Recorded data

((

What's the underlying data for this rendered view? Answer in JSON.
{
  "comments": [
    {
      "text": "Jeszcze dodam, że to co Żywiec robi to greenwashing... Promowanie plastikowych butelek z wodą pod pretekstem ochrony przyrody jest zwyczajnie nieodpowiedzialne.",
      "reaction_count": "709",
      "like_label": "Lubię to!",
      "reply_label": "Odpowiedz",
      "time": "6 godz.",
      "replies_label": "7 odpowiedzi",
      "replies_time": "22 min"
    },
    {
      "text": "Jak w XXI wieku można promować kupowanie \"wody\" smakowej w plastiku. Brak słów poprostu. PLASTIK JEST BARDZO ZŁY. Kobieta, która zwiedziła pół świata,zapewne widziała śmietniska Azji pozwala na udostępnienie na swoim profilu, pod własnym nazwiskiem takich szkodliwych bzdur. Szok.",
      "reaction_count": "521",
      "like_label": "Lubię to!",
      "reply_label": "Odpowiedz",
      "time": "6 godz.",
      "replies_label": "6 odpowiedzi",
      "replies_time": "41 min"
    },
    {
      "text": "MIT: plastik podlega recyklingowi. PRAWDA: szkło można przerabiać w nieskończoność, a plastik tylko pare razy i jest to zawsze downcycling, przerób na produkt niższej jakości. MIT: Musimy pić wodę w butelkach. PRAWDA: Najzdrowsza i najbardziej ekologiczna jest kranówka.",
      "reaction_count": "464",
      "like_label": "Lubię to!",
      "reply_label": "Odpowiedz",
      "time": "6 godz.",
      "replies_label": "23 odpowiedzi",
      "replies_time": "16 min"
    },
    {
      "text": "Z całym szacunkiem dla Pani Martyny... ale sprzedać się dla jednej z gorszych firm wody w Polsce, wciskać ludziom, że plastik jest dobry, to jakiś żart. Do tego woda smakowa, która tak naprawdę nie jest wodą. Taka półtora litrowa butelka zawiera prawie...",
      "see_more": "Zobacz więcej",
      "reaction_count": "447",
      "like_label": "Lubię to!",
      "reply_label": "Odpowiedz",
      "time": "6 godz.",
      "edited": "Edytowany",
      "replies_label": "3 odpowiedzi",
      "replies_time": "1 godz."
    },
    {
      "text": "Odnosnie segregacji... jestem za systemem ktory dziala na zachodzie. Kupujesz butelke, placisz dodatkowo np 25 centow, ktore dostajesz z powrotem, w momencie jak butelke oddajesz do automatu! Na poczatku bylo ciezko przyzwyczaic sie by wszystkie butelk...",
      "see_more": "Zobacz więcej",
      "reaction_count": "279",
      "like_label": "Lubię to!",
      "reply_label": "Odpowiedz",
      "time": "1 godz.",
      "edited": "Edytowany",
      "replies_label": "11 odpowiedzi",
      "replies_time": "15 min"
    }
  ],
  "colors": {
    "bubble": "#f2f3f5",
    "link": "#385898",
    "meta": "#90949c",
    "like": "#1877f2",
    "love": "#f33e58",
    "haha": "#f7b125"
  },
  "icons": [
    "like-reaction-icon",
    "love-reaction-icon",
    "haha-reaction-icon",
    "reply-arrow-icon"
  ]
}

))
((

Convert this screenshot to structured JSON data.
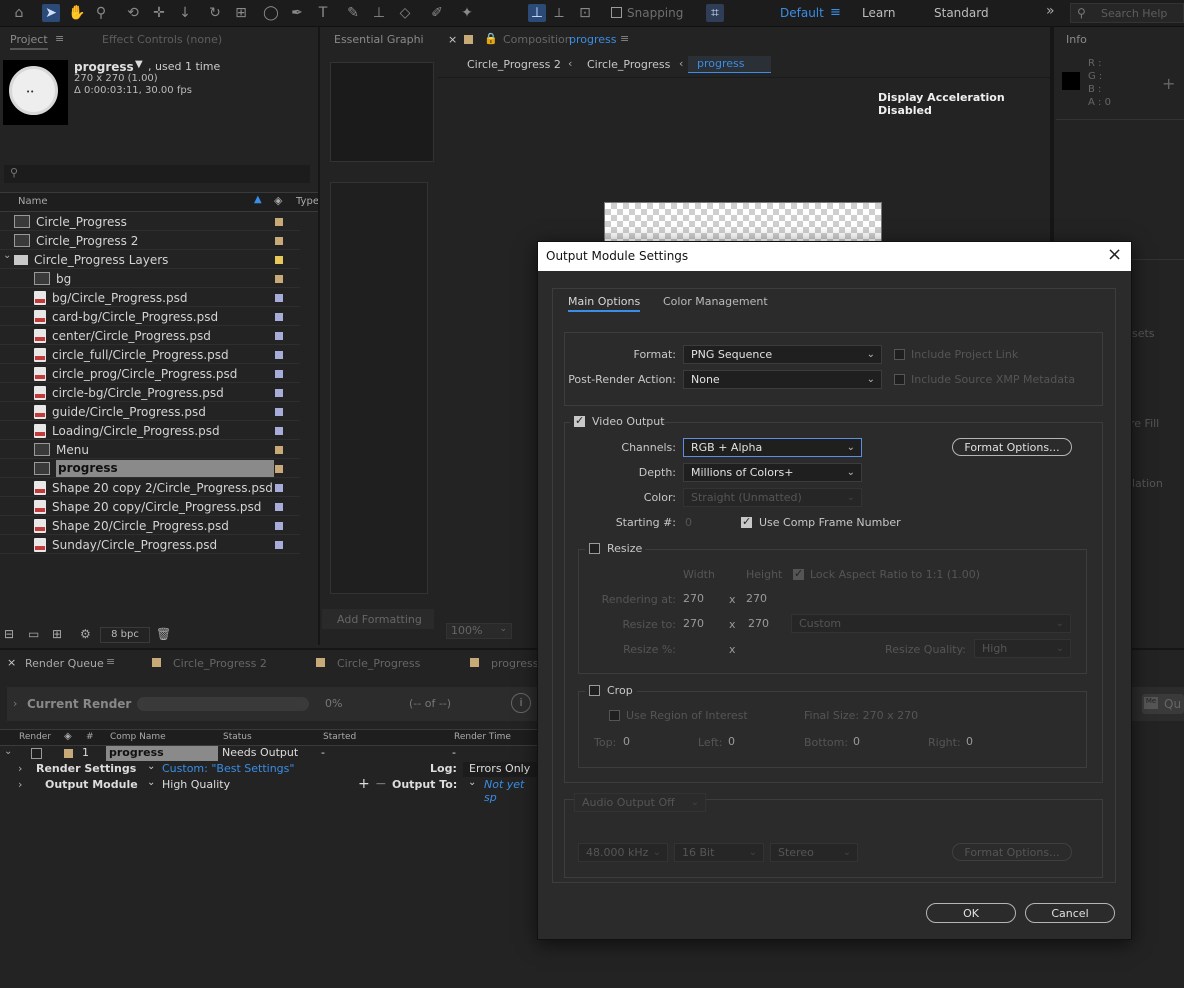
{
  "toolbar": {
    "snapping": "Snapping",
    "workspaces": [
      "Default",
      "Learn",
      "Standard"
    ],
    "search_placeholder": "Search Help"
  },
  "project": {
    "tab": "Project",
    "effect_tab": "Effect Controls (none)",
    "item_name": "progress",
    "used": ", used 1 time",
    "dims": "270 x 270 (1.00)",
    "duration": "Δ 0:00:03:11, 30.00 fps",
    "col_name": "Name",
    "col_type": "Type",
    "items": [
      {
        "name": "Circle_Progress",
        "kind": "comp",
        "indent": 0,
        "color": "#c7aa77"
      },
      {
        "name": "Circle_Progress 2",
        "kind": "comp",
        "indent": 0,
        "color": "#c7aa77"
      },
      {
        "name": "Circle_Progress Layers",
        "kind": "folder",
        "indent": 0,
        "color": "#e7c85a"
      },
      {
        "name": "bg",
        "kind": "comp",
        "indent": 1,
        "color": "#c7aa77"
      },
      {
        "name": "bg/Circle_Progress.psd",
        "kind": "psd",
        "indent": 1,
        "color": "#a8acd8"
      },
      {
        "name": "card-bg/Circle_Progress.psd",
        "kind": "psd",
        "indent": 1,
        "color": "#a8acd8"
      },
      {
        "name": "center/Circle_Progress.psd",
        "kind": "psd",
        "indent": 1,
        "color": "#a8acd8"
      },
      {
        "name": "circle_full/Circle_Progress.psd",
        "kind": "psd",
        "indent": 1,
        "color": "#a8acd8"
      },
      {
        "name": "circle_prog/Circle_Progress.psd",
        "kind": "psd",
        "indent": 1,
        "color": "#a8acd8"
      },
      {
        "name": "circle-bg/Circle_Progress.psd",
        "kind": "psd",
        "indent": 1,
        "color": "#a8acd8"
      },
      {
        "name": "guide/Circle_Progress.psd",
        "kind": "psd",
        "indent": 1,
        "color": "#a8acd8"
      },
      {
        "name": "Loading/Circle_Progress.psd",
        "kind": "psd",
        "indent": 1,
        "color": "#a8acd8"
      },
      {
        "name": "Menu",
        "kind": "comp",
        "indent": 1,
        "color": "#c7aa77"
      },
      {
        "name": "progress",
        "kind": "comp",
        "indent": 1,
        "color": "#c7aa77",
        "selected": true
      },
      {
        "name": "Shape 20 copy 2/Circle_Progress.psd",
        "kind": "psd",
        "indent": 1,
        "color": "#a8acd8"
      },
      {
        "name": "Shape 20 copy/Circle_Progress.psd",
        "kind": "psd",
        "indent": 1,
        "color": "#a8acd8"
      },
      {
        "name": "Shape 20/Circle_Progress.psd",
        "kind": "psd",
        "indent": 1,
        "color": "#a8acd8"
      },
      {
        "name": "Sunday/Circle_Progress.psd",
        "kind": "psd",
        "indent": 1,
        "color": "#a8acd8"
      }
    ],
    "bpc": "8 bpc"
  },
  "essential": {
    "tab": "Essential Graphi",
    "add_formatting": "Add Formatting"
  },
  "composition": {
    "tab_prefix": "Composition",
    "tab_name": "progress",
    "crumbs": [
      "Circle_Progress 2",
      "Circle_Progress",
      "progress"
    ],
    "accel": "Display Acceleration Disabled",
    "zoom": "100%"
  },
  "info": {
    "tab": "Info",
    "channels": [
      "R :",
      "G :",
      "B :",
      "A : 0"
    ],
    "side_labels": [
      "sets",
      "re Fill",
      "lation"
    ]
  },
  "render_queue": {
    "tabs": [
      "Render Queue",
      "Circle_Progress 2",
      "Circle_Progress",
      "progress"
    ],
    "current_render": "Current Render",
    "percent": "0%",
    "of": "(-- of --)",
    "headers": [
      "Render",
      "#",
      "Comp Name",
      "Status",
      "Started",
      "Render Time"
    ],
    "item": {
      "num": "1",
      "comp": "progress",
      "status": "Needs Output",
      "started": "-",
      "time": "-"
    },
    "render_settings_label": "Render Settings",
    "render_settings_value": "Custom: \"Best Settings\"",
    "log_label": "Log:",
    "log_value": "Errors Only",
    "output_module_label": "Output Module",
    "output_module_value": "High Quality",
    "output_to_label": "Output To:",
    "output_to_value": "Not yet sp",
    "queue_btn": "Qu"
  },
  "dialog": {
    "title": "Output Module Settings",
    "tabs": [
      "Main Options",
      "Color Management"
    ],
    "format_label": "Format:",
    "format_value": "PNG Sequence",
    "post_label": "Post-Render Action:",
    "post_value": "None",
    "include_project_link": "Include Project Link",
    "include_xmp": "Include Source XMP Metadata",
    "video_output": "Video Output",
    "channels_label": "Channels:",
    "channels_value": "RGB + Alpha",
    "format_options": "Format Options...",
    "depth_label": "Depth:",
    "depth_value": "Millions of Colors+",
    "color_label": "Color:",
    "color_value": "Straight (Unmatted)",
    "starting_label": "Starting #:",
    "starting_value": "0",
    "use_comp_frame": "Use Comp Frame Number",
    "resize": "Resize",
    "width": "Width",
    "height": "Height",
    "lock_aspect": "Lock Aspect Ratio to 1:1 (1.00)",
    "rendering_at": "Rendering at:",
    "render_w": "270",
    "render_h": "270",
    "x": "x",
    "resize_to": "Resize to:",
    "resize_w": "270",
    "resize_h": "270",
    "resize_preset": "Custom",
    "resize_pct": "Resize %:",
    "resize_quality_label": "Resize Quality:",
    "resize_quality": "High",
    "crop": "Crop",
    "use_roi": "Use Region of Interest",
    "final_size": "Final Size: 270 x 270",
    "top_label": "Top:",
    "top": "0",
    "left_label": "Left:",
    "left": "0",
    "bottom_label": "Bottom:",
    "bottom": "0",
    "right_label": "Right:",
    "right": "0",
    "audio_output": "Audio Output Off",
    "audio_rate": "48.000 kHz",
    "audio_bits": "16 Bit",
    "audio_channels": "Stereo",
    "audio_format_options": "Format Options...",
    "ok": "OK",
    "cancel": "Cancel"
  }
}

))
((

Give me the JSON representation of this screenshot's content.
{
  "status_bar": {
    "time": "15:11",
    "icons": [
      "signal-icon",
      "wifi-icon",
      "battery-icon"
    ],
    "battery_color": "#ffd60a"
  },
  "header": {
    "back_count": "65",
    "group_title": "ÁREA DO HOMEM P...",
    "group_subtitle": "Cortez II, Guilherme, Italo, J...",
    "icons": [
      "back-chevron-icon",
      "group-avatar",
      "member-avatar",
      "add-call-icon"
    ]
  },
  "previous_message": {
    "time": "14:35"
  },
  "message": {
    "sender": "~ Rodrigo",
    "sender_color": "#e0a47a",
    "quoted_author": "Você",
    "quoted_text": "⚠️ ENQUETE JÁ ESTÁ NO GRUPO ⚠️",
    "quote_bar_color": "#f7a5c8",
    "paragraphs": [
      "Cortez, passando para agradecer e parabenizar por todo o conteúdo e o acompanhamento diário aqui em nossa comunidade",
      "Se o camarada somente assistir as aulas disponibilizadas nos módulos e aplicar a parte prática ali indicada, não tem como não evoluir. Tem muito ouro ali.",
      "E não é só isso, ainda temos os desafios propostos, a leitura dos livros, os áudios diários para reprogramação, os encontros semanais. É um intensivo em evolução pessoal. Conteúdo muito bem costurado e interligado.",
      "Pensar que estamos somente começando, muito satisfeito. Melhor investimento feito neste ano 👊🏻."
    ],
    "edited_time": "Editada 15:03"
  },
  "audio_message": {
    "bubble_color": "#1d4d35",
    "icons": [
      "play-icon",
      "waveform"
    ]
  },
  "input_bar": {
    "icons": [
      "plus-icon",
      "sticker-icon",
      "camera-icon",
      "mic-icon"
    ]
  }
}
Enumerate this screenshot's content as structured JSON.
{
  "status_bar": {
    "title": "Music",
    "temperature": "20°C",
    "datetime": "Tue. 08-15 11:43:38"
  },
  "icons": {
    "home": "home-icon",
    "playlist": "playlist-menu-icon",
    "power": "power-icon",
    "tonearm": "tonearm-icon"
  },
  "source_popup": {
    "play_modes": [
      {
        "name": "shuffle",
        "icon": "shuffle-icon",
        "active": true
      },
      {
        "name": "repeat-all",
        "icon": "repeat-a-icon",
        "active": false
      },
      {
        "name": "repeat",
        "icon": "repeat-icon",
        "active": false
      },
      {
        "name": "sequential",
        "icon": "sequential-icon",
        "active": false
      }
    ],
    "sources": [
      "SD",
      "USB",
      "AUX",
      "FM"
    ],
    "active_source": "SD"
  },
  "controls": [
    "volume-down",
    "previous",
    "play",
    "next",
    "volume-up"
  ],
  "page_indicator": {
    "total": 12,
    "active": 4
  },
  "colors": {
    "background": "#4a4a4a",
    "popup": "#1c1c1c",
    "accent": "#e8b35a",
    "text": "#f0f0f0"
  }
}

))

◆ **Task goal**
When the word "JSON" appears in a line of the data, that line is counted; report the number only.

◆ **Written response**
4